hi. Ive read this with great interest as I feel as though you are describing my own horse! I switched to a barefoot trimmer about 8 months ago (shes terrific, and has sorted out my horse`s deep central sulcus cracks with Hoof stuff after I had spent considerable time coating them liberally with NT Dry). His feet look very different now to when he had the farrier trim, though he does have a crack up the left fore which seems go be looking worse as the winter wears on. He used to have this crack years ago when he had shoes on and when the farrier took them off it started to grow out until it was not noticeable at all, however the farrier kept his hooves short and he was trimmed every 4 weeks. The crack has returned and it appears to be seedy toe as my trimmer can get the bradle in on the underside about an inch. She has packed it with Hoof stuff on the last trim in the hope that it will stay put till the next trim. She has advised to use Miltons at a l:9 ratio twice a week and the NT Dry twice a week. Interestingly, (and this is where I take on board your comments about trying to heal and possibly do too much) – she feels I may have created a problem with his feet as she has detected some white line/thrush in the back feet which was not there on the previous trim. I had been using NT Dry powder 3 times a week and every other day I had been applying very liberal amounts of apple cider vinegar to the entire surface of the bottom of the hoof including of course the frog which got a good soaking. She felt maybe it was too acidic to be used so regularly so suggested switching to the Miltons instead. From your article regarding cracks – and my horse`s crack looks exactly like the one in your photos – I assume you would probably advocate the less is more policy? so should I not worry too much about it. I can certainly splosh the feet with the Miltons solution in the hope that it will help keep infection at bay but as you say – once out in the horrid muddy fields, it will presumably get reinfected? The crack has always worried me, but maybe I am just panicking unnecessarily? It is only one crack in an otherwise healthy (albeit slightly flaring) hoof which leads me to assume as you suspect that it is the crack that causes the infection and not the other way around. I have to admit that I do stress somewhat when I see the bradle vanishing up to an inch into the crevice though!! Sorry, waffled on a bit but this is a subject of concern to me. I would just like to add that switching to an EP is one of the best things I have done for my horse.

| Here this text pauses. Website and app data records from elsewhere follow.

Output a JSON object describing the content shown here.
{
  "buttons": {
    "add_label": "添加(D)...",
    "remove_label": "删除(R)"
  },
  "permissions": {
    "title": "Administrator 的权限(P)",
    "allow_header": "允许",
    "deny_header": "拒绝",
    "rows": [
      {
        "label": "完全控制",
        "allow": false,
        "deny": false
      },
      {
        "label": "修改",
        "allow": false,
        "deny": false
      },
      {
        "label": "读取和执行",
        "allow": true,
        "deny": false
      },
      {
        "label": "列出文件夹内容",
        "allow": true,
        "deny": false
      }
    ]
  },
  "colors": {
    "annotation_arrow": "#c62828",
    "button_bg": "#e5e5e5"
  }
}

Bearing in mind the original problem you contacted me with (I’m assuming this is still the same horse?) was one of imbalance in the body, I’d suspect something similar here. The problem then was equal imbalance in all 4 feet causing massive imbalanced growth in the hooves.

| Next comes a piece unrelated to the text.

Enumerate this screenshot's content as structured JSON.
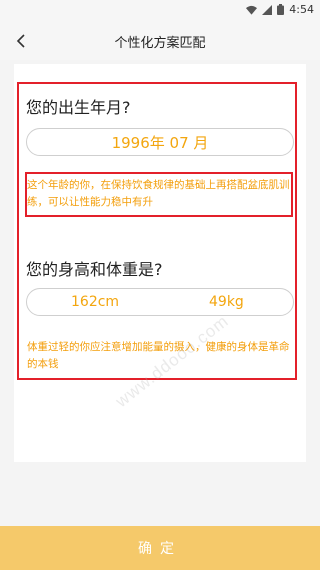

This is just one leg, so it’s not going to be the same thing but it is a problem you had, it went away, and it came back, I’d suspect that it’s a tightness higher up the leg. Most likely up the top shoulder/pelvis (not sure if it’s a front or back foot). Possibly a saddle pinching, or are you out of balance? What was happening the first time this happened, what was happening when the problem wasn’t there, what’s happening now. Where’s the pattern? Look at non-hoof things.

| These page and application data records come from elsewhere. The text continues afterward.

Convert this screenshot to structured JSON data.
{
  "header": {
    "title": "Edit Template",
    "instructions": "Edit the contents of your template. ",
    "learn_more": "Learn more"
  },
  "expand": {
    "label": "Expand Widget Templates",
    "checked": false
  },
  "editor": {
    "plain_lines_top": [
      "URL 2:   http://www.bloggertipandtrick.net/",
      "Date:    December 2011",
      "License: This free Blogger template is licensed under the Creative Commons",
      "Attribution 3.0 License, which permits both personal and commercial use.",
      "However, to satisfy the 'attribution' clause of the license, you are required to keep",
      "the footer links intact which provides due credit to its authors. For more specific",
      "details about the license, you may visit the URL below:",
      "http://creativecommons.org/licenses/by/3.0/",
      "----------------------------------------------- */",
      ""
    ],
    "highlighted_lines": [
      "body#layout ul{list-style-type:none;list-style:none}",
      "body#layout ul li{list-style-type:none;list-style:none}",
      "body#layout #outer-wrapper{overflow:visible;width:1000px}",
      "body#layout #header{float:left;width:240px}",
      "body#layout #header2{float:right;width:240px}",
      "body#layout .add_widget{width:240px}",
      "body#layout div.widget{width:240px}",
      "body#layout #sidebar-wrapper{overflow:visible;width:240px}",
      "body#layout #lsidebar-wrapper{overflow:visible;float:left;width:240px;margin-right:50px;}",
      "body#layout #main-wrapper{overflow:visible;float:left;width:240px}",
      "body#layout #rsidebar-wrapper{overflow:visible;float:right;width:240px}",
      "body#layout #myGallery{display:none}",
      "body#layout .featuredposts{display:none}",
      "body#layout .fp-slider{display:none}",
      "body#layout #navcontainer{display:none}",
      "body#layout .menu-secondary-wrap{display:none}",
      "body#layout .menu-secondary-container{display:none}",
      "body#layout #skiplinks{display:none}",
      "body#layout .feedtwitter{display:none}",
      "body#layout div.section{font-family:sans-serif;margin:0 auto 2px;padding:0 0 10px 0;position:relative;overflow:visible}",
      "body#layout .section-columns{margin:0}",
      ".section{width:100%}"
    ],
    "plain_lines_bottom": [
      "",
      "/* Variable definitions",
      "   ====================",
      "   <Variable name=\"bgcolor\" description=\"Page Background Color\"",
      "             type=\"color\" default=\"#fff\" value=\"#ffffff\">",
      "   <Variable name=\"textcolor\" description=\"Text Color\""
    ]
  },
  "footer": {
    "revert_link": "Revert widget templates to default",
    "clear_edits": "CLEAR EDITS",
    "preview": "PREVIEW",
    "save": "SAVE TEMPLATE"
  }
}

He was on a very short trim interval with your farrier, which I think has been extended now. Personally I’d go with which ever system creates the soundest horse. If the hoof is growing out of balance again then more frequent trimming might help – but I’d always rather find the cause, so give yourself a break from all the disinfectants and look up 🙂